Reducing your capital gains by your capital losses depends on if you sell collectibles as a business and how you use the collectible. If you used the item for personal use, such as displaying it or using it in your home, the IRS generally does not allow you to claim a capital loss on such sales, even if you sell collectibles for a living.
However, if you bought the collectible purely for resale purposes and didn’t use it for personal use — you kept the item in storage instead of displaying it, for example — you can reduce your capital gains by your capital losses, assuming you are a legitimate for-profit business. If you sell collectibles that you acquired for personal use and not for profit, you would be unable to offset your gains with your losses.
This gives professional collectible investors a tax benefit because you can time the sale of certain collectibles so that your losses offset your gains. For example, if you have $5,000 in capital gains to report this tax year, you can sell other collectibles that you expect to sell at a loss to reduce your taxable gains.
How do I report the sale of a collectible on TaxAct?
If you choose to e-file with TaxAct®, we’ll ask you interview questions about what kind of income you have. If you sold investments or had income from a hobby (also called “activities not for profit” in our software), you’ll be able to check the appropriate boxes. As you answer our interview questions about what you sold, we’ll determine what tax forms you need and guide you through the reporting process.
Selling collectibles means reporting any profits you made as capital gains.
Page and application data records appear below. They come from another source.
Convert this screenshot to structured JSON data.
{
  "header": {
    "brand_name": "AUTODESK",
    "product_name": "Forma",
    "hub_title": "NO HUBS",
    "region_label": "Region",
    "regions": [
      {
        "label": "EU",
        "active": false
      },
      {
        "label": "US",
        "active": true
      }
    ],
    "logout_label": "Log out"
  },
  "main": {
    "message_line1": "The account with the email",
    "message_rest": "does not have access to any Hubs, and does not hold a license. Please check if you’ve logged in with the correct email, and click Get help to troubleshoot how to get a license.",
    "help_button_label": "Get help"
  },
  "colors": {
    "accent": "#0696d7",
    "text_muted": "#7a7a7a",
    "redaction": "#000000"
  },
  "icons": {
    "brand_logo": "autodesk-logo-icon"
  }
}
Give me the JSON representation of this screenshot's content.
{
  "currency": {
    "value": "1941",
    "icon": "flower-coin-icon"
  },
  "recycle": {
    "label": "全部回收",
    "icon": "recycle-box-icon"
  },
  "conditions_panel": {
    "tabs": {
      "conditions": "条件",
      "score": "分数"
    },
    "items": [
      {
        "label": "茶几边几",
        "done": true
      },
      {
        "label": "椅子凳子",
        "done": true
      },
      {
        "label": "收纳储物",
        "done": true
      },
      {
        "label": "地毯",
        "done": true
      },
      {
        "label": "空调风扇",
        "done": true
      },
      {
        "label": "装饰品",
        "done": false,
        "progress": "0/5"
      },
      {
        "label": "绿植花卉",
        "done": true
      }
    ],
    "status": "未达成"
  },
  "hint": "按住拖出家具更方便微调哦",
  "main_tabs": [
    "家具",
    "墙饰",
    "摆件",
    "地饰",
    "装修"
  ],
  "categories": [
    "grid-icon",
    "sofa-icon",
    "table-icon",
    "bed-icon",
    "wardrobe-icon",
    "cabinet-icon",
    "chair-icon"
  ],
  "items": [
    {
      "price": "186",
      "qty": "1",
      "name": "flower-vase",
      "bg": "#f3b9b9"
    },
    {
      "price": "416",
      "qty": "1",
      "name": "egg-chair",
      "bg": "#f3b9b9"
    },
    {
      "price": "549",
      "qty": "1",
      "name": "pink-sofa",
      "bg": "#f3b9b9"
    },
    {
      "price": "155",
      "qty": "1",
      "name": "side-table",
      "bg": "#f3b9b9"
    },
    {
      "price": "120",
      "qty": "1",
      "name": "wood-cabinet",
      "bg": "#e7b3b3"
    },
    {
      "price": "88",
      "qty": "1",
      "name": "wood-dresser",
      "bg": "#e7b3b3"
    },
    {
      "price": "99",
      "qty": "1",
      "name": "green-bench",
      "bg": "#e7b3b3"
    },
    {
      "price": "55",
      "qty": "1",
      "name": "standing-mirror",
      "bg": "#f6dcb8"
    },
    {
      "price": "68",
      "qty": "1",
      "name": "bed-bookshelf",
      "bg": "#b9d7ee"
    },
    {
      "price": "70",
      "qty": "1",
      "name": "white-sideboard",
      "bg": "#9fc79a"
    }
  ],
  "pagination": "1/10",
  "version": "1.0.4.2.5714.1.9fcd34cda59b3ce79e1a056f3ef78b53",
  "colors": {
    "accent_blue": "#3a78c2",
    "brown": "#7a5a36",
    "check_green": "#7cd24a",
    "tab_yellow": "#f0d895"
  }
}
Collectible sales have their own tax consequences — a higher tax rate capped at 28 percent — and whether you can deduct expenses or losses depends on if you sell collectibles as a for-profit business or simply as a hobby.
Either way, TaxAct is here to help you correctly report any income from collectibles you sold on eBay. Get started by clicking one of the buttons below.